I see one primary issue related to student loan debt – our mentality. Our beliefs about education and how we pay for it needs to change. There are some that view education as a solution to all problems. While I support education and continuous improvement, I don’t support getting it at all costs. So many people openly make decisions (without proper financial assessment) to obtain 2 or more degrees and even make changes in their career that necessitate going back to school several times. We aren’t called to be “professional students.” We should be exercising wisdom in our finances. Finding a cost-effective way to fund your education is well worth the hassle.
Our mentality also affects our ability to take (or not take) action. There are those that don’t want to fund college with student loans, but don’t take the necessary steps of exhausting all possible options available. The same erroneous thinking uses the “investment” or “ROI” argument as an excuse for student loan debt. Guess what though? When you graduate, the gift from your lender is payments (usually with interest). This is reality, ladies and gentlemen. Given the numbers mentioned above, people clearly are struggling to pay back those seemingly helpful loans.
Even more frightening is the fact that people are using the student loan money like cash while in school. Taking friends out to dinner and going on vacations. This is a dangerous practice that needs to stop. Using student loan money is akin to using a credit card, in that it’s still a loan and will be repaid with interest. We’ve discussed the problem enough, so let’s talk about alternatives and solutions.
- College Funding – Parents, save money for your kids’ college. Start while they’re young.
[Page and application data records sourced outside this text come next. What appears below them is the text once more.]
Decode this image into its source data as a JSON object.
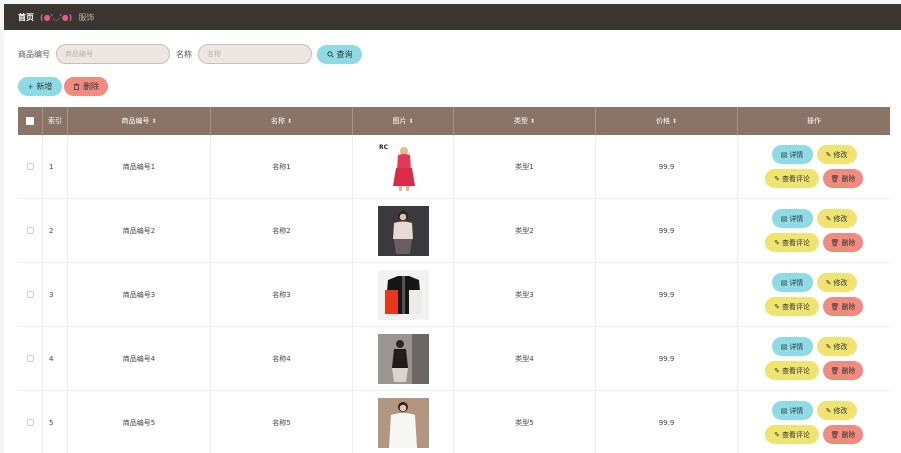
{
  "breadcrumb": {
    "home": "首页",
    "face": "(●'◡'●)",
    "current": "服饰"
  },
  "search": {
    "code_label": "商品编号",
    "code_placeholder": "商品编号",
    "name_label": "名称",
    "name_placeholder": "名称",
    "query_label": "查询"
  },
  "actions": {
    "add_label": "新增",
    "delete_label": "删除"
  },
  "table": {
    "headers": {
      "index": "索引",
      "code": "商品编号",
      "name": "名称",
      "image": "图片",
      "type": "类型",
      "price": "价格",
      "ops": "操作"
    },
    "row_buttons": {
      "detail": "详情",
      "edit": "修改",
      "review": "查看评论",
      "remove": "删除"
    },
    "rows": [
      {
        "index": "1",
        "code": "商品编号1",
        "name": "名称1",
        "type": "类型1",
        "price": "99.9",
        "image_logo": "RC"
      },
      {
        "index": "2",
        "code": "商品编号2",
        "name": "名称2",
        "type": "类型2",
        "price": "99.9"
      },
      {
        "index": "3",
        "code": "商品编号3",
        "name": "名称3",
        "type": "类型3",
        "price": "99.9"
      },
      {
        "index": "4",
        "code": "商品编号4",
        "name": "名称4",
        "type": "类型4",
        "price": "99.9"
      },
      {
        "index": "5",
        "code": "商品编号5",
        "name": "名称5",
        "type": "类型5",
        "price": "99.9"
      }
    ]
  },
  "colors": {
    "topbar": "#3b3531",
    "header": "#8a7367",
    "cyan": "#8fdbe5",
    "yellow": "#efe372",
    "salmon": "#f08b80"
  }
}
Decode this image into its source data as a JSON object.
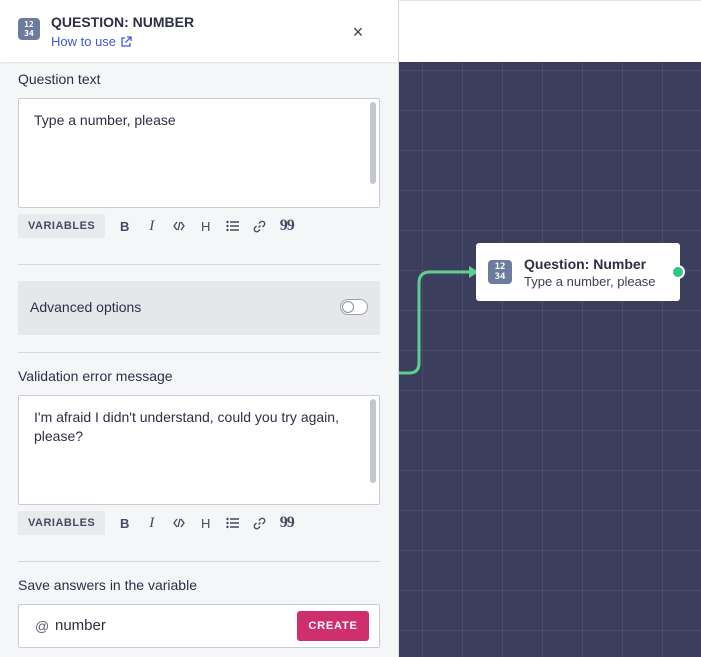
{
  "panel": {
    "icon_glyph_top": "12",
    "icon_glyph_bottom": "34",
    "title": "QUESTION: NUMBER",
    "how_to_use": "How to use",
    "close": "×",
    "question_text": {
      "label": "Question text",
      "value": "Type a number, please"
    },
    "toolbar": {
      "variables": "VARIABLES",
      "bold": "B",
      "italic": "I",
      "heading": "H",
      "quote": "99"
    },
    "advanced": {
      "label": "Advanced options",
      "enabled": false
    },
    "validation": {
      "label": "Validation error message",
      "value": "I'm afraid I didn't understand, could you try again, please?"
    },
    "save": {
      "label": "Save answers in the variable",
      "at": "@",
      "variable": "number",
      "create": "CREATE"
    }
  },
  "node": {
    "title": "Question: Number",
    "subtitle": "Type a number, please"
  },
  "colors": {
    "accent": "#3f57d6",
    "create": "#cf2f6c",
    "canvas": "#3b3e5c",
    "edge": "#5ecf8e",
    "port": "#32c28a"
  }
}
Two really good options are a 529 Plan and an ESA (Education Savings Account). These are tax-advantaged funds used to cover future education costs.
- Scholarships/Grants – This one is more obvious, but there are literally millions of dollars available to students in the form of grants and scholarships. The key is to apply, apply, apply. You should check out the story of Christopher Gray. He won 35 scholarships and earned ~$1.3 million in scholarship money simply by researching and applying. See his story here.
- Community College – The first two years of school typically consist of core classes. You can save money and knock out your requirements at a community college, then transfer to your dream school.
- Joint Enrollment – This is a prelude to option 3. Many high schools partner with area colleges and allow students complete coursework that gets counted as core and/or elective credit. Imagine your son or daughter entering college with a year or two already on the books.
- Public vs Private & In State vs Out of State – Generally speaking, it’s cheaper to go to a public school over a private school, and in state over an out of state school for college. Click here (CollegeBoard, 2017-2018) for some eye opening statistics on college cost trends.
- Resident Assistant (RA) – Work in the housing department of a college or university as an RA to help pay your housing expenses. The responsibilities include supervising other students living in a group housing facility.
- Work Study – Programs such as the Federal Work-Study provide part-time jobs for students in need, helping to offset education expenses.
- Employee Benefits – If you’re considering grad school, ask your employer if they will pay for furthering your education. This could even be a deciding factor for what company you choose to work for.
- Checkmark vs Prestige – Research your desired industry to find out if the school you get your degree from matters. This can affect undergrads but usually comes into play with those getting masters and doctorate degrees. In some professions it does matter where you go. But for many, the fact that you have the degree is more important. Remember, dollar signs hang in the balance of this decision.
- Certifications – Many different education models are being birthed in this information age. Lots of professions have certifications that can be pursued instead of a traditional degree. Really take a look at these certification options if they are available in your dream profession. In some cases, you can begin or even advance your career a lot faster than you think.
- Education Alternatives – Through entrepreneurship and innovation, many companies are beginning to offer strategic employer placement partnerships or bootcamp immersion courses rather than traditional 2- or 4-year degrees, at a fraction of the price. Some programs to check out in this space are Lumerit Scholar, MissionU, and Tech Talent South. Lots to come in this rising segment of non-traditional education. Google will be your friend here.
A Call to Action
Soldiers, student loans are absolutely burdening families at alarming rates. And it’s certainly going to be an uphill battle. What steps are you willing to take to thoughtfully consider higher education for your children?